JPMorgan Chase & Co. has requested that a judge throw out the lawsuit that the bankrupt Lehman Brothers Holdings Inc. has filed against it, according to Bloomberg.
The lawsuit accuses JPMorgan chase of contributing to the monumental collapse of Lehman Brothers. Central to the lawsuit is the accusation that JPMorgan took advantage of the firm when it was in a weakened state.
The papers that requested the judge drop the case were filed in Manhattan bankruptcy court. The filings outlines how JPMorgan Chase was the only big bank that continued to offer Lehman Brothers a line of credit, even as the securities firm was on the edge of total collapse.
Lehman’s main complaint is that JPMorgan demanded almost $9 billion in real estate and illiquid securities as collateral for the credit that it extended during the market crash in 2008.
In March, the judge in the case approved the return of these billions in real estate and securities to Lehman from JPMorgan Chase. The bank, in turn, took back cash and collateral from Lehman.
In the request that the case be dropped, JPMorgan made the claim that they could have avoided exposing themselves to risk altogether if they had simply chosen not to extend credit to Lehman during their deepest crisis, according to Bloomberg. If it goes forward against the request of JPMorgan, the case is scheduled to go to trial in 2012.
“JPMorgan typically extended more than $100 billion in credit each day to LBI for the settlement and clearance of its securities transactions,” wrote the bank’s attorney in the filing.
Lehman Brothers filed the biggest bankruptcy in the history of the U.S. in 2008. It listed $639 billion in assets to set the record.
The massive media conglomerate Tribune Co board has formed a committee that will oversee the large company’s bankruptcy proceedings. The bankruptcy had been unraveling, according to Reuters, following an investigation that looked into the company’s 2007 leveraged buyout.
Four independent directors will make up the committee. They were appointed following real estate mogul Sam Zell’s buyout of the company. The Jones Day law firm will advise the committee, the result of a court request.
According to Reuters, many blame the 2007 buyout for the ultimate bankruptcy of the company. Zell has referred to the buyout as the “deal from hell.”
Before the committee was formed, a group of bondholders and lenders was directing the bankruptcy. That arrangement fell apart, however, after an examiner found that lenders’ claims could be disqualified in amounts that added up to billions of dollars.
The examiner reported that it was “somewhat likely” that $3.6 billion of the debt in play in the bankruptcy could be found to be an “intentional fraudulent transfer,” according to Reuters. Unrest among lenders and creditors followed the finding leading to many disagreements and stalemate. The new committee is meant to help keep the process moving forward.

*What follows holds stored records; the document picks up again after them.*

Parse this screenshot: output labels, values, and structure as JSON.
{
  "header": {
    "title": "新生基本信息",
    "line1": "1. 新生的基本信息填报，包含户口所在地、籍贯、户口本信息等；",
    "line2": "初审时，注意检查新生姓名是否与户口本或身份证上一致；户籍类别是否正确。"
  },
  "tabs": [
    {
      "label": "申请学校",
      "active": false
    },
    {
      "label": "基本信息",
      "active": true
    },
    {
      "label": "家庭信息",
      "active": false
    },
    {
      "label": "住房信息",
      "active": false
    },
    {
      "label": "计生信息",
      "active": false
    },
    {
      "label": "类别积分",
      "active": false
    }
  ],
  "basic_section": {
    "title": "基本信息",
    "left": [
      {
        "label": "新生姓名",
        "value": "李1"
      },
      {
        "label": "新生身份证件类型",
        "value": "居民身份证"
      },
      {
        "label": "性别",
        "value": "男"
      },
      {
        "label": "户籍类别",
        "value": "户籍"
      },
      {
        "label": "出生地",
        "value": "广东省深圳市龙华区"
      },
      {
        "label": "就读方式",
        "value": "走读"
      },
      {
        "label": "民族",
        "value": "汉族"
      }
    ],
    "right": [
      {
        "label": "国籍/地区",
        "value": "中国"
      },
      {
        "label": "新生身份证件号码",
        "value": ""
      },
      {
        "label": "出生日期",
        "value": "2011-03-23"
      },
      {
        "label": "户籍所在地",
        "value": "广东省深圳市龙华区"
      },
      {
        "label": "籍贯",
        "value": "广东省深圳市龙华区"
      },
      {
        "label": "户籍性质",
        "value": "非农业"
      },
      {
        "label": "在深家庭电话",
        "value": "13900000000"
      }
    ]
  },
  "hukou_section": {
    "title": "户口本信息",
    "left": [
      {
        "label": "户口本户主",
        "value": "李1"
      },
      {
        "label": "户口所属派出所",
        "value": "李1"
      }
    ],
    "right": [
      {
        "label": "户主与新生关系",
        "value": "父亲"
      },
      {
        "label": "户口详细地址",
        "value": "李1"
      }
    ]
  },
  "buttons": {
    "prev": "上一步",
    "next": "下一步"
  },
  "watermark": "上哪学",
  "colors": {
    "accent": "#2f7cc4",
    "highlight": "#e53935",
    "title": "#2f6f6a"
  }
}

The committee includes Mark Shapiro, who shepherded Six Flags Inc through a bankruptcy filing. The four will be separate from the ten board members.
Tribune Co. lawyers told the bankruptcy court that they will file their own bankruptcy case without creditor input to try and end the long-dragging process.
Tribune Co owns the Chicago Tribune and the LA Times.